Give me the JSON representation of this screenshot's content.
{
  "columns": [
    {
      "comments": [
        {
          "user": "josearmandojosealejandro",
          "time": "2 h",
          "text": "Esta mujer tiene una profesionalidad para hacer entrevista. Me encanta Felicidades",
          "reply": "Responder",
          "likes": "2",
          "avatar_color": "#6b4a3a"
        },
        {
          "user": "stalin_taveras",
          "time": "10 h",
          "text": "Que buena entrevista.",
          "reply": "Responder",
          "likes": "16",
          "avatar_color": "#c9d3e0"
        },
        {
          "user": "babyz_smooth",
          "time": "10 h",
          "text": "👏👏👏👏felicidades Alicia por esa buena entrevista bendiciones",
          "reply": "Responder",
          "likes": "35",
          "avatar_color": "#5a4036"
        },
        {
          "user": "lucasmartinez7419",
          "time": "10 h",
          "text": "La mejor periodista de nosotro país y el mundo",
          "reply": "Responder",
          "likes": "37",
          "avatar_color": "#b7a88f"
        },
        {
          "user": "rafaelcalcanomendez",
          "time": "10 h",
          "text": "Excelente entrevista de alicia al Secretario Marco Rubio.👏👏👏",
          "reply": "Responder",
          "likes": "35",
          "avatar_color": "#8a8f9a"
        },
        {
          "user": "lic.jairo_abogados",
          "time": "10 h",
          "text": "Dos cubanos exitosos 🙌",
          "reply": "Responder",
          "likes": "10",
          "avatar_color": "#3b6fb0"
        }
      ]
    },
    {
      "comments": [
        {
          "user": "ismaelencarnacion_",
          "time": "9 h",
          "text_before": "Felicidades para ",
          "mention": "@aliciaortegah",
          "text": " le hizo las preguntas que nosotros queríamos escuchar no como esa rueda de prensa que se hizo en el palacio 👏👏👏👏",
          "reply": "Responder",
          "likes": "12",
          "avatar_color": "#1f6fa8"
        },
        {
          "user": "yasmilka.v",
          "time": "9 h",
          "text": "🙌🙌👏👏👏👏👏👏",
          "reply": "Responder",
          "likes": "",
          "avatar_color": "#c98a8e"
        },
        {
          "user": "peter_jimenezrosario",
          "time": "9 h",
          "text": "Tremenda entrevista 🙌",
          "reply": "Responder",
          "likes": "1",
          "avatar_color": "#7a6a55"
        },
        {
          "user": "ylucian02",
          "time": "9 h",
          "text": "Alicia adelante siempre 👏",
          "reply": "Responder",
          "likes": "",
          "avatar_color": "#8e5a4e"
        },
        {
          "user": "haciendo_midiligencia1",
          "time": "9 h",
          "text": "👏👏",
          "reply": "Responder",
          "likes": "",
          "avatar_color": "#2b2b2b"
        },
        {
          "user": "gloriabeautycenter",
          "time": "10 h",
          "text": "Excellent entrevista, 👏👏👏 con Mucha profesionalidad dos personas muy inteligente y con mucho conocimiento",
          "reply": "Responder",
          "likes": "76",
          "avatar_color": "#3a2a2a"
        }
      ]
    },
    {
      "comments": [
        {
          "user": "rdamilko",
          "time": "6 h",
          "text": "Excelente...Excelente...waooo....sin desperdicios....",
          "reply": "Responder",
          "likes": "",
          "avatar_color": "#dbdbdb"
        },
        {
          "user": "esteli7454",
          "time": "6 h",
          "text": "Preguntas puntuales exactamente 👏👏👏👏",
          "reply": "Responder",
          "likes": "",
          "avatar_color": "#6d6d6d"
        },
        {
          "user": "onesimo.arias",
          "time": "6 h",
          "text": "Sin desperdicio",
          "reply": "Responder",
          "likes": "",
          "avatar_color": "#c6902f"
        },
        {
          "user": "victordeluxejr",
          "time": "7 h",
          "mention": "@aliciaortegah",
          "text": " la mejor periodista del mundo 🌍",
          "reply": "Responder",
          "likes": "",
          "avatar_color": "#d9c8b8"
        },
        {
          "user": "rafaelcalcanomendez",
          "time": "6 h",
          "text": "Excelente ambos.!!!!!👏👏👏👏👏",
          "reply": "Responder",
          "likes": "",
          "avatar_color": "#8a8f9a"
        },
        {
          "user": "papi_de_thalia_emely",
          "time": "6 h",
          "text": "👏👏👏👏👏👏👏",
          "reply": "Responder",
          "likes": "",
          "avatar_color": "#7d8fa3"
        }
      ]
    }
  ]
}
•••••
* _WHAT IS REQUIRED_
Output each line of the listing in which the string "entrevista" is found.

* _ANSWER TO THIS TASK_
          "text": "Esta mujer tiene una profesionalidad para hacer entrevista. Me encanta Felicidades",
          "text": "Que buena entrevista.",
          "text": "👏👏👏👏felicidades Alicia por esa buena entrevista bendiciones",
          "text": "Excelente entrevista de alicia al Secretario Marco Rubio.👏👏👏",
          "text": "Tremenda entrevista 🙌",
          "text": "Excellent entrevista, 👏👏👏 con Mucha profesionalidad dos personas muy inteligente y con mucho conocimiento",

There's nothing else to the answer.